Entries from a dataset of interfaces
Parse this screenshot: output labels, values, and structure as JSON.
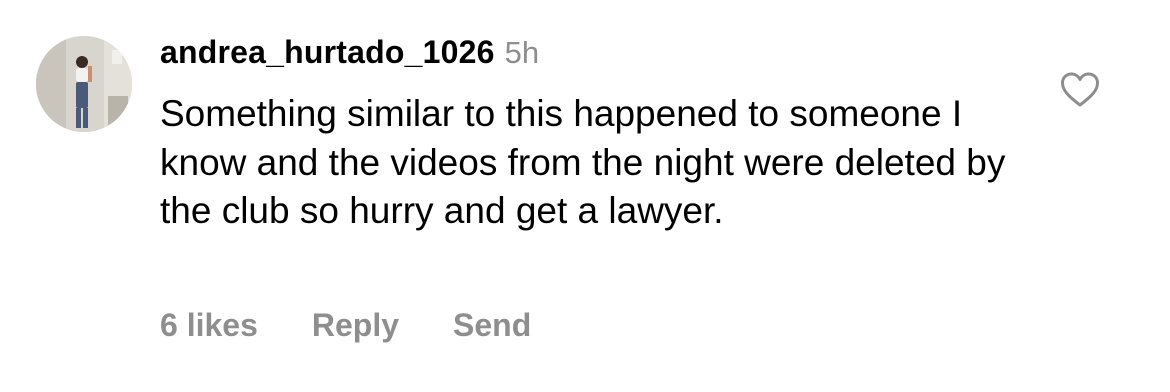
{
  "comment": {
    "username": "andrea_hurtado_1026",
    "timestamp": "5h",
    "text": "Something similar to this happened to someone I know and the videos from the night were deleted by the club so hurry and get a lawyer.",
    "avatar_icon": "avatar-photo",
    "like_icon": "heart-outline-icon"
  },
  "actions": {
    "likes_label": "6 likes",
    "reply_label": "Reply",
    "send_label": "Send"
  },
  "colors": {
    "text": "#000000",
    "secondary": "#8e8e8e",
    "background": "#ffffff"
  }
}
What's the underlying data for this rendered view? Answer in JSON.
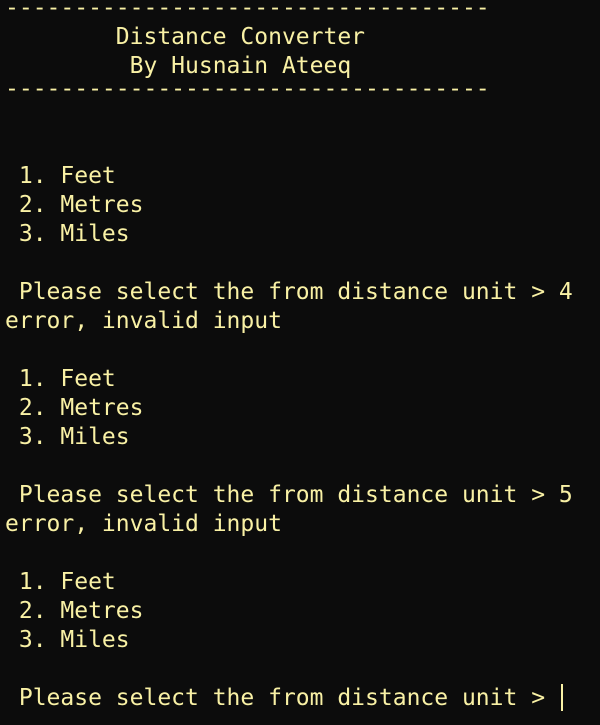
{
  "header": {
    "divider_top": "-----------------------------------",
    "title": "        Distance Converter",
    "author": "         By Husnain Ateeq",
    "divider_bottom": "-----------------------------------"
  },
  "menu": [
    " 1. Feet",
    " 2. Metres",
    " 3. Miles"
  ],
  "attempts": [
    {
      "prompt": " Please select the from distance unit > 4",
      "error": "error, invalid input"
    },
    {
      "prompt": " Please select the from distance unit > 5",
      "error": "error, invalid input"
    }
  ],
  "current_prompt": " Please select the from distance unit > "
}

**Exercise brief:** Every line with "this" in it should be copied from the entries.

**Your solution:**
Parse this screenshot: output labels, values, and structure as JSON.
    "text": "Something similar to this happened to someone I know and the videos from the night were deleted by the club so hurry and get a lawyer.",
What's the underlying data for this rendered view? Answer in JSON.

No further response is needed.